__YOUR GOAL__
What is needed here is an exact copy of all the records below.

- Opening Delimiter -

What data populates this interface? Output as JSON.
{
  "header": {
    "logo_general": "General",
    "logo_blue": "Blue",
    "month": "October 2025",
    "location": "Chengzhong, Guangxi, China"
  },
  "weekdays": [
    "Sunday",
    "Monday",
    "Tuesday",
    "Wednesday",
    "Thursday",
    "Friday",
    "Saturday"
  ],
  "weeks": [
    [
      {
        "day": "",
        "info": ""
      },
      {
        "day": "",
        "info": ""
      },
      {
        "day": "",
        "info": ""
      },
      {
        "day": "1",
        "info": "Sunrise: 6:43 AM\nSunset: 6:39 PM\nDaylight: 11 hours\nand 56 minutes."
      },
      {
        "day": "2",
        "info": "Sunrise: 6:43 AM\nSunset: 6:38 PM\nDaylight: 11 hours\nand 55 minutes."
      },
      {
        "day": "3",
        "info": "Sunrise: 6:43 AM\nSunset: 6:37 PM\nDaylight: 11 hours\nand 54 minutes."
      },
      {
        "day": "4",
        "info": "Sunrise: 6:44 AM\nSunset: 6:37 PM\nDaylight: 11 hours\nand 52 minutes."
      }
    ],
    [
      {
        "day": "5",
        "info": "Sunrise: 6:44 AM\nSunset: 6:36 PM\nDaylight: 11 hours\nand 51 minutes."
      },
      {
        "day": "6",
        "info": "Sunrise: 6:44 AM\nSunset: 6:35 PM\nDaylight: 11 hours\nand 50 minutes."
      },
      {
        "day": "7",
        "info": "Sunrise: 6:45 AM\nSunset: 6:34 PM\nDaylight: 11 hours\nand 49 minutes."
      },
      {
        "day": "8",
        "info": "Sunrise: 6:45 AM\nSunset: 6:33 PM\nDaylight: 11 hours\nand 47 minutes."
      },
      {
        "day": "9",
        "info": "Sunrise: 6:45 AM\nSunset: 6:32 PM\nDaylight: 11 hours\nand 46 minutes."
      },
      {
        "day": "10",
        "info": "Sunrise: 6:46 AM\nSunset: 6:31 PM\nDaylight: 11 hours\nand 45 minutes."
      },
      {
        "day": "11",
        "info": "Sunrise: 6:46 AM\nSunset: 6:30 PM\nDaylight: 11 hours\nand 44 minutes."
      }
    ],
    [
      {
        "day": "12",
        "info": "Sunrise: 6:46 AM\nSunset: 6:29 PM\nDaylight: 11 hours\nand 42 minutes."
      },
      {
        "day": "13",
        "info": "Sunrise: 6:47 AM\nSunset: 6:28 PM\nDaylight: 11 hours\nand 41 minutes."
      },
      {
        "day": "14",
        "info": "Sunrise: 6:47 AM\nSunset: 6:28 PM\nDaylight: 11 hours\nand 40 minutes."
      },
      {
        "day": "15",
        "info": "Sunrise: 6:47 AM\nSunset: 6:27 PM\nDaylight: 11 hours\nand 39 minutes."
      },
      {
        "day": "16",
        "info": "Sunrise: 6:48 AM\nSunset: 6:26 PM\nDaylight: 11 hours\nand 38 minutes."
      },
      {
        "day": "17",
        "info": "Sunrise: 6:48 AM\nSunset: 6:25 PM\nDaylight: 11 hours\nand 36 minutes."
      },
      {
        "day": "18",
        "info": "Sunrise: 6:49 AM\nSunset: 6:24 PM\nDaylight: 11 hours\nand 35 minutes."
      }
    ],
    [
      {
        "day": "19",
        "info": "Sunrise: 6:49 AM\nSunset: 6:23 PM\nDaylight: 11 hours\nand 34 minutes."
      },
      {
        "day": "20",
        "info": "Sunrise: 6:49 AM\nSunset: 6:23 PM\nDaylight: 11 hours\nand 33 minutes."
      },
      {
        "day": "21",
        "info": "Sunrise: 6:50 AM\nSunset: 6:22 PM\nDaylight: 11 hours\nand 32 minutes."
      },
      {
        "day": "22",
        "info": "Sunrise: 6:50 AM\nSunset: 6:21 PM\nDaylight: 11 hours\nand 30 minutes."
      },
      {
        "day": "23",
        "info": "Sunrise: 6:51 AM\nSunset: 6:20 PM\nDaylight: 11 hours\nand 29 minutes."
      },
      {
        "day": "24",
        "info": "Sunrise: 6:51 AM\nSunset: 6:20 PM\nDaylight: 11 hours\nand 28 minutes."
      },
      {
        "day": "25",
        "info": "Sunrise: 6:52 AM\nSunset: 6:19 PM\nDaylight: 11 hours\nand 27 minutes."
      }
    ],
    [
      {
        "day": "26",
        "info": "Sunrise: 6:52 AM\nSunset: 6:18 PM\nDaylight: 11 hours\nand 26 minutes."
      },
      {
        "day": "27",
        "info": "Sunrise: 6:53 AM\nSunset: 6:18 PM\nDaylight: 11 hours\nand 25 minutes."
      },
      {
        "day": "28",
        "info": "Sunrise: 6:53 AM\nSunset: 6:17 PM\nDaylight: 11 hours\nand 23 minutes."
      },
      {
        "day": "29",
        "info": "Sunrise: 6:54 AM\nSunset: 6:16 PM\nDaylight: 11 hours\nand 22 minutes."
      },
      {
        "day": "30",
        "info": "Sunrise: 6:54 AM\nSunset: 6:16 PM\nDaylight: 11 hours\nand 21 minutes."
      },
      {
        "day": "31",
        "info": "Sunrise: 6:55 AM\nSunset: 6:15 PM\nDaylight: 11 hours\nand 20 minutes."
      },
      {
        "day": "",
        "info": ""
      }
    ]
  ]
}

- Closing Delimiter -

__SOLVED PROBLEM__
What data populates this interface? Output as JSON.
{
  "header": {
    "logo_general": "General",
    "logo_blue": "Blue",
    "month": "October 2025",
    "location": "Chengzhong, Guangxi, China"
  },
  "weekdays": [
    "Sunday",
    "Monday",
    "Tuesday",
    "Wednesday",
    "Thursday",
    "Friday",
    "Saturday"
  ],
  "weeks": [
    [
      {
        "day": "",
        "info": ""
      },
      {
        "day": "",
        "info": ""
      },
      {
        "day": "",
        "info": ""
      },
      {
        "day": "1",
        "info": "Sunrise: 6:43 AM\nSunset: 6:39 PM\nDaylight: 11 hours\nand 56 minutes."
      },
      {
        "day": "2",
        "info": "Sunrise: 6:43 AM\nSunset: 6:38 PM\nDaylight: 11 hours\nand 55 minutes."
      },
      {
        "day": "3",
        "info": "Sunrise: 6:43 AM\nSunset: 6:37 PM\nDaylight: 11 hours\nand 54 minutes."
      },
      {
        "day": "4",
        "info": "Sunrise: 6:44 AM\nSunset: 6:37 PM\nDaylight: 11 hours\nand 52 minutes."
      }
    ],
    [
      {
        "day": "5",
        "info": "Sunrise: 6:44 AM\nSunset: 6:36 PM\nDaylight: 11 hours\nand 51 minutes."
      },
      {
        "day": "6",
        "info": "Sunrise: 6:44 AM\nSunset: 6:35 PM\nDaylight: 11 hours\nand 50 minutes."
      },
      {
        "day": "7",
        "info": "Sunrise: 6:45 AM\nSunset: 6:34 PM\nDaylight: 11 hours\nand 49 minutes."
      },
      {
        "day": "8",
        "info": "Sunrise: 6:45 AM\nSunset: 6:33 PM\nDaylight: 11 hours\nand 47 minutes."
      },
      {
        "day": "9",
        "info": "Sunrise: 6:45 AM\nSunset: 6:32 PM\nDaylight: 11 hours\nand 46 minutes."
      },
      {
        "day": "10",
        "info": "Sunrise: 6:46 AM\nSunset: 6:31 PM\nDaylight: 11 hours\nand 45 minutes."
      },
      {
        "day": "11",
        "info": "Sunrise: 6:46 AM\nSunset: 6:30 PM\nDaylight: 11 hours\nand 44 minutes."
      }
    ],
    [
      {
        "day": "12",
        "info": "Sunrise: 6:46 AM\nSunset: 6:29 PM\nDaylight: 11 hours\nand 42 minutes."
      },
      {
        "day": "13",
        "info": "Sunrise: 6:47 AM\nSunset: 6:28 PM\nDaylight: 11 hours\nand 41 minutes."
      },
      {
        "day": "14",
        "info": "Sunrise: 6:47 AM\nSunset: 6:28 PM\nDaylight: 11 hours\nand 40 minutes."
      },
      {
        "day": "15",
        "info": "Sunrise: 6:47 AM\nSunset: 6:27 PM\nDaylight: 11 hours\nand 39 minutes."
      },
      {
        "day": "16",
        "info": "Sunrise: 6:48 AM\nSunset: 6:26 PM\nDaylight: 11 hours\nand 38 minutes."
      },
      {
        "day": "17",
        "info": "Sunrise: 6:48 AM\nSunset: 6:25 PM\nDaylight: 11 hours\nand 36 minutes."
      },
      {
        "day": "18",
        "info": "Sunrise: 6:49 AM\nSunset: 6:24 PM\nDaylight: 11 hours\nand 35 minutes."
      }
    ],
    [
      {
        "day": "19",
        "info": "Sunrise: 6:49 AM\nSunset: 6:23 PM\nDaylight: 11 hours\nand 34 minutes."
      },
      {
        "day": "20",
        "info": "Sunrise: 6:49 AM\nSunset: 6:23 PM\nDaylight: 11 hours\nand 33 minutes."
      },
      {
        "day": "21",
        "info": "Sunrise: 6:50 AM\nSunset: 6:22 PM\nDaylight: 11 hours\nand 32 minutes."
      },
      {
        "day": "22",
        "info": "Sunrise: 6:50 AM\nSunset: 6:21 PM\nDaylight: 11 hours\nand 30 minutes."
      },
      {
        "day": "23",
        "info": "Sunrise: 6:51 AM\nSunset: 6:20 PM\nDaylight: 11 hours\nand 29 minutes."
      },
      {
        "day": "24",
        "info": "Sunrise: 6:51 AM\nSunset: 6:20 PM\nDaylight: 11 hours\nand 28 minutes."
      },
      {
        "day": "25",
        "info": "Sunrise: 6:52 AM\nSunset: 6:19 PM\nDaylight: 11 hours\nand 27 minutes."
      }
    ],
    [
      {
        "day": "26",
        "info": "Sunrise: 6:52 AM\nSunset: 6:18 PM\nDaylight: 11 hours\nand 26 minutes."
      },
      {
        "day": "27",
        "info": "Sunrise: 6:53 AM\nSunset: 6:18 PM\nDaylight: 11 hours\nand 25 minutes."
      },
      {
        "day": "28",
        "info": "Sunrise: 6:53 AM\nSunset: 6:17 PM\nDaylight: 11 hours\nand 23 minutes."
      },
      {
        "day": "29",
        "info": "Sunrise: 6:54 AM\nSunset: 6:16 PM\nDaylight: 11 hours\nand 22 minutes."
      },
      {
        "day": "30",
        "info": "Sunrise: 6:54 AM\nSunset: 6:16 PM\nDaylight: 11 hours\nand 21 minutes."
      },
      {
        "day": "31",
        "info": "Sunrise: 6:55 AM\nSunset: 6:15 PM\nDaylight: 11 hours\nand 20 minutes."
      },
      {
        "day": "",
        "info": ""
      }
    ]
  ]
}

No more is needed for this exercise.